Lovebirds are one of the most affectionate and charming pets anyone can own. They’re very sociable, and will chirp happily when someone walks into the room. They also mate for life (lifespan is usually 10 to 15 years), and may even pine away if a partner passes on. For this reason, love birds have become a symbol of devotion and the eternal bond between two people.
Lovebirds-Love in many languages
Different cultures give different names to lovebirds, but the words always refer to their bonds with their mates. The scientific name, Agapornis is a direct translation of love bird, while the French call them les insיparables or the inseparables. Mates will sit very close to each other, even when nesting or sleeping. You can often find them grooming each other, fluffing each other’s feathers with gentle “kisses”.
This is why most people think that all lovebirds must be kept in pairs if they are in captivity. This isn’t actually true. You can keep one bird, but be prepared to shower it with a lot of affection—in effect, you become its “partner.”
Lovebirds are among the small parrots in the world. They are usually about 13 centimeters high; very few grow past 17 centimeters. They weigh about 40 to 60 grams, which gives them a stocky build. They have a very short, wedge-shaped tail, and (compared to the rest of its body) a large beak. Females are usually a little larger than males.
Most lovebirds are green, although breeders have successfully developed many color mutations. The Fischer’s variety has black cheeks, while the yellow-collared lovebird has an interesting white ring encircling its eye. However, there are also cinnamon lovebirds, lutinos, dutch blues, and the creaminos.
Types of Lovebirds
The first record of lovebirds dates back to the 1600s. Travelers brought back reports of red faced birds that populated the forests and lakes of Africa. Since then many lovebird varieties have been discovered. There is the Madagascar lovebird, found in the island republic of Malagasy. The black cheeked lovebird is endemic only to Zimbabwe, while the masked lovebird makes it home in northeast Tanzania
The peach-faced lovebird was once thought to be a mutation of the red-faced lovebird, but was recognized as a separate species in 1817. Since this variety is easy to breed in captivity, it is a common sight in pet stores and households around the world.

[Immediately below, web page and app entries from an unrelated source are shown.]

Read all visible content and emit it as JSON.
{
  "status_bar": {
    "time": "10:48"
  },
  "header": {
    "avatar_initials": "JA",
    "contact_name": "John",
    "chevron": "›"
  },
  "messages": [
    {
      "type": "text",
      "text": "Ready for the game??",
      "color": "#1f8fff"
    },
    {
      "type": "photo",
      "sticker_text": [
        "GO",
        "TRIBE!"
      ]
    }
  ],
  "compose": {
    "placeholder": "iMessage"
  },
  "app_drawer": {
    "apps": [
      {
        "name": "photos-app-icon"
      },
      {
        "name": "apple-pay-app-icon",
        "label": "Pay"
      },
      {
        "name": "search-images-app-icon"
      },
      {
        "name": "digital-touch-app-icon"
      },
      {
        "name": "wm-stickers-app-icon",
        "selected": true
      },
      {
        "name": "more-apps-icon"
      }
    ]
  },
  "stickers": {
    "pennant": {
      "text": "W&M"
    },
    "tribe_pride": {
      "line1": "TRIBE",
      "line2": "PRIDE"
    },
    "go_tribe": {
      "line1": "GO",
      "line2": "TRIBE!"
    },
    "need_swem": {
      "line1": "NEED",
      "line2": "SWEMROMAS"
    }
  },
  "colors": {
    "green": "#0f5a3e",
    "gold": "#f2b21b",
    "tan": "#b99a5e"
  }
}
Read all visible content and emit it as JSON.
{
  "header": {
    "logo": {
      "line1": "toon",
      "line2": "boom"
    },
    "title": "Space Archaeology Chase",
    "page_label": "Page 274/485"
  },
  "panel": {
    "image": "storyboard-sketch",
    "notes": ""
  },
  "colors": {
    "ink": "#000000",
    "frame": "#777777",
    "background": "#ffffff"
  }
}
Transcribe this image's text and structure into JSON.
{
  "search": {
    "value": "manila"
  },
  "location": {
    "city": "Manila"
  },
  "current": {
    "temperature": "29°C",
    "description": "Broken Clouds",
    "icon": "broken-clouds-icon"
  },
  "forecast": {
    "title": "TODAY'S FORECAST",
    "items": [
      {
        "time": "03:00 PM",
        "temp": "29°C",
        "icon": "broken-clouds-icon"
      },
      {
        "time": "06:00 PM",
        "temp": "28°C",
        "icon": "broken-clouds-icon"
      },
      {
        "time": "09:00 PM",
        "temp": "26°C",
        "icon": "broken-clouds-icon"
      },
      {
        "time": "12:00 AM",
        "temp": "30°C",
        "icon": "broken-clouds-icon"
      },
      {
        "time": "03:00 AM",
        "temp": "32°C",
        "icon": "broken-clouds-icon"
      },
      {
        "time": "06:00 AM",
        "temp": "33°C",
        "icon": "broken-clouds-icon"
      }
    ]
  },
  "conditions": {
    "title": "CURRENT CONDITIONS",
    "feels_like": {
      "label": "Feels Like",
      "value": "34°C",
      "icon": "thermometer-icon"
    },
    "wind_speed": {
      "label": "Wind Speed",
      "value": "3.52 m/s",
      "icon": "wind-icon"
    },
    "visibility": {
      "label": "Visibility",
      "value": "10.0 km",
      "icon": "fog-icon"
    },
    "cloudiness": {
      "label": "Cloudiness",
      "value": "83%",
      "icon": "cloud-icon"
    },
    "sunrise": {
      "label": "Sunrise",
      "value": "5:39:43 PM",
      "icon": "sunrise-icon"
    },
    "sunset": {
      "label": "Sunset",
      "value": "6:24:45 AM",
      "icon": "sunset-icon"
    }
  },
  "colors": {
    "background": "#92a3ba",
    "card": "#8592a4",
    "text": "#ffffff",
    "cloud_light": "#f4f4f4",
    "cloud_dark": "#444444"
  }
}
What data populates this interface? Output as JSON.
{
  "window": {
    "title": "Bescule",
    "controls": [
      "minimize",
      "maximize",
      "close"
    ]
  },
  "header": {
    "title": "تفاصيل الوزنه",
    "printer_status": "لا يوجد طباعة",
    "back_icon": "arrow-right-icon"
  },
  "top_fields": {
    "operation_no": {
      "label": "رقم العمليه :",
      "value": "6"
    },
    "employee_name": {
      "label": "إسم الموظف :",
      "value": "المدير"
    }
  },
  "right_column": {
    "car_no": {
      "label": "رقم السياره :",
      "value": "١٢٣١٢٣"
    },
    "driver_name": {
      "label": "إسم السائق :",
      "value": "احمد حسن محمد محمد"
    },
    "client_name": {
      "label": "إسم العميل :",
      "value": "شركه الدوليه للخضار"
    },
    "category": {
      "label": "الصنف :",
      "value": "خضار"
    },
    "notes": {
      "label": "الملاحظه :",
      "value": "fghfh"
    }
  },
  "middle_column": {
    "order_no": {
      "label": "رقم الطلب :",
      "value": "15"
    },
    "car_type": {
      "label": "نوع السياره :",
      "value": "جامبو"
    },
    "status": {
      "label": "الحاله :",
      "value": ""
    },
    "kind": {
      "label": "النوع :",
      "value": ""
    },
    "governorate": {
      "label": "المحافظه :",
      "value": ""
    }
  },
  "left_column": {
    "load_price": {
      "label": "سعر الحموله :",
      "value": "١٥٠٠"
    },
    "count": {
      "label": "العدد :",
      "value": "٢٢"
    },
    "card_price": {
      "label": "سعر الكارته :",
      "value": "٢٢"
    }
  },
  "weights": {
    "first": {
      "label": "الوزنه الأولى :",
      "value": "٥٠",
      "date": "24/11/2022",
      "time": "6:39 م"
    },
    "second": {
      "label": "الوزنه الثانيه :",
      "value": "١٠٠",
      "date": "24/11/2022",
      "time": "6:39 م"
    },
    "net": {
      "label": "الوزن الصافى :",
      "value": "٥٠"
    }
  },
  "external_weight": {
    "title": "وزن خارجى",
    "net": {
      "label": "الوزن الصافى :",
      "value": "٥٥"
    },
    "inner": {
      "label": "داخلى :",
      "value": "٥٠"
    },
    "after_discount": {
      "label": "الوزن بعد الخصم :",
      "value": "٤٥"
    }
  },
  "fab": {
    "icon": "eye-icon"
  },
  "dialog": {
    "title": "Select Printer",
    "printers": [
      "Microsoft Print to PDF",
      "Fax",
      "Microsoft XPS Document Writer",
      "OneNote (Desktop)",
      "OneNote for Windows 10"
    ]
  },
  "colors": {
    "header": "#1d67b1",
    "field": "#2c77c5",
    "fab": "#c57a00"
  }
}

There are some lovebird varieties that are so rare that it is difficult to import them or sell them as pets. This includes the Abyssinian lovebird which lives in the high mountains of Ethiopia and southern Entrea. The Swindern Lovebird is found in Liberia, Zaire, and the Camaroons.